This week Bitcoin crossed the boundary into the $10,000 valuation, jumping over a hurdle that many would have thought impossible only months ago. Though there are competing opinions on the future of Bitcoin and the cryptocurrency market, some calling for an 80% crash and others predicting a $40,000 valuation by the end of 2018, there are secondary markets affected by the movement in the Bitcoin.
Both AMD and NVIDIA inherently have a lot riding on the success of the crypto markets. Graphics processors are used for a large portion of the computing necessary to make cryptocurrency viable, discovering new currency and validating transactions to allow Bitcoin and others to maintain scalability and security. Even though graphics cards with chips on them from NVIDIA and AMD might be used primarily to mine for smaller currencies, in the end it usually falls back to payouts made in Bitcoin, thus the impact Bitcoin’s $10k price tag can have.
Recently an analyst claimed that the value of graphics processors in the cryptocurrency mining areas would be “much less meaningful” due to a shift in Ethereum, the most popular coin to mine today. All crypto-based algorithms have a lifespan that takes them from GPU-based mining to a more specific mining hardware called an ASIC (application-specific integrated circuit). These chips are built with a specific algorithm or problem in mind and are tuned for the best performance and power efficiency, overshadowing the amount of viable work a graphics chip can offer.
Eventually Ethereum will hit that point and cross between the Proof-of-Work (GPU mining is profitable) and the Proof-of-Stake (only ASIC mining is profitable) designations. But that transition has been “just around the corner” for nearly a year. Even if Ethereum does transition, there will be numerous other cryptocurrency options on the market that will see profitability from the flexibility of graphics processors. This occurred with Bitcoin and Litecoin before and the acceptance of cryptocurrencies shows no signs of slowing.
Impact on graphics processor availability

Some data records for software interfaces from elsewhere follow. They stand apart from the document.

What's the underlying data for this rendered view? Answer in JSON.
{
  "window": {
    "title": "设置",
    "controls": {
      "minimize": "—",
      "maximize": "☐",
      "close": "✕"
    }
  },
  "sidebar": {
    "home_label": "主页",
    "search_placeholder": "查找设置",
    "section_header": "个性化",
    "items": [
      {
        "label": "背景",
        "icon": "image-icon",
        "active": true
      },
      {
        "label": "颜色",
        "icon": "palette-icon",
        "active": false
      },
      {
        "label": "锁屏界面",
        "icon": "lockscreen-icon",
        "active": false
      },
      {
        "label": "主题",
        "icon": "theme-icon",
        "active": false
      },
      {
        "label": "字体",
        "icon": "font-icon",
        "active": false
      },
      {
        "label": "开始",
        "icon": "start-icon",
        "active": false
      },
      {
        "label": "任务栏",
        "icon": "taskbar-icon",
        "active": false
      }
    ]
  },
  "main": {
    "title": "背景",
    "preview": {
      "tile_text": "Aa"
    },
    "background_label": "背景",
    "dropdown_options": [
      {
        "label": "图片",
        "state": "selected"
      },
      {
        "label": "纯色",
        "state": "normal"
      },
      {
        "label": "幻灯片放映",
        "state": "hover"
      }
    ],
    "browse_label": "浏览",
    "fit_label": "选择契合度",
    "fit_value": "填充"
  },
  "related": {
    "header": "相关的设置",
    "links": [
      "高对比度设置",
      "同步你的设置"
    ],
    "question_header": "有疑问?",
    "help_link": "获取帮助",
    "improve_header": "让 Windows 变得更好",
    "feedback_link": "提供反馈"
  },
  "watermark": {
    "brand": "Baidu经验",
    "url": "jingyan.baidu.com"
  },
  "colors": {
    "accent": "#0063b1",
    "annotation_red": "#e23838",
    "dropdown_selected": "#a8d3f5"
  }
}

Before this year, graphics cards were primarily built and marketed towards gaming and enterprise computing tasks. Only recently did AMD and NVIDIA introduce mining-specific hardware that was more cost and power efficient.
When the first major coin mining bubble hit this year in May, corresponding with Bitcoin’s crossing into the $2,000 valuation, there was a significant impact on the available inventory of graphics cards in the market. Gamers and miners alike found GPUs nearly impossible to find at expected prices and at some points, gone from virtual and physical store shelves all together. This affected AMD-based cards first as its graphics processors were more efficient for mining tasks, but it very quickly crested over the NVIDIA-based boards as well.
PC gaming, a vital and growing market for AMD and NVIDIA, was negatively affected by this mining phase. Because cryptocurrency buyers were willing to pay over expected prices for hardware that they were using to make a profit, but gamers looking simply for entertainment were not, there was a rise of discontent among the gaming enthusiasts that AMD and NVIDIA were not looking out for their interests.
I also warned of a potential backfire for both AMD and NVIDIA based on overextended inventories back in June, but with demand still riding a consistent wave, it hasn’t come to fruition.
Over the last two months, product availability had settled down and pricing had returned to nearly-normal states. But the surging price of Bitcoin has once again brought attention to the mainstream in regards to cryptocurrency mining.
A current check of the market shows increases in graphics processor pricing and availability of key products dwindling. All signs are pointing to another period of high GPU demand, though we will likely not see one as extreme as the one that occurred this summer.
I expect AMD and NVIDIA to be much better prepared this time to take advantage of any rise in graphics processor demand. During the summer spike both companies struggled to find a way to significantly profit from the market shift as the additional money was being absorbed the resellers and channel partners. New programs and policies have been put into place at both GPU vendors to accommodate for spikes in demand that should translate into better margins as graphics card prices increase.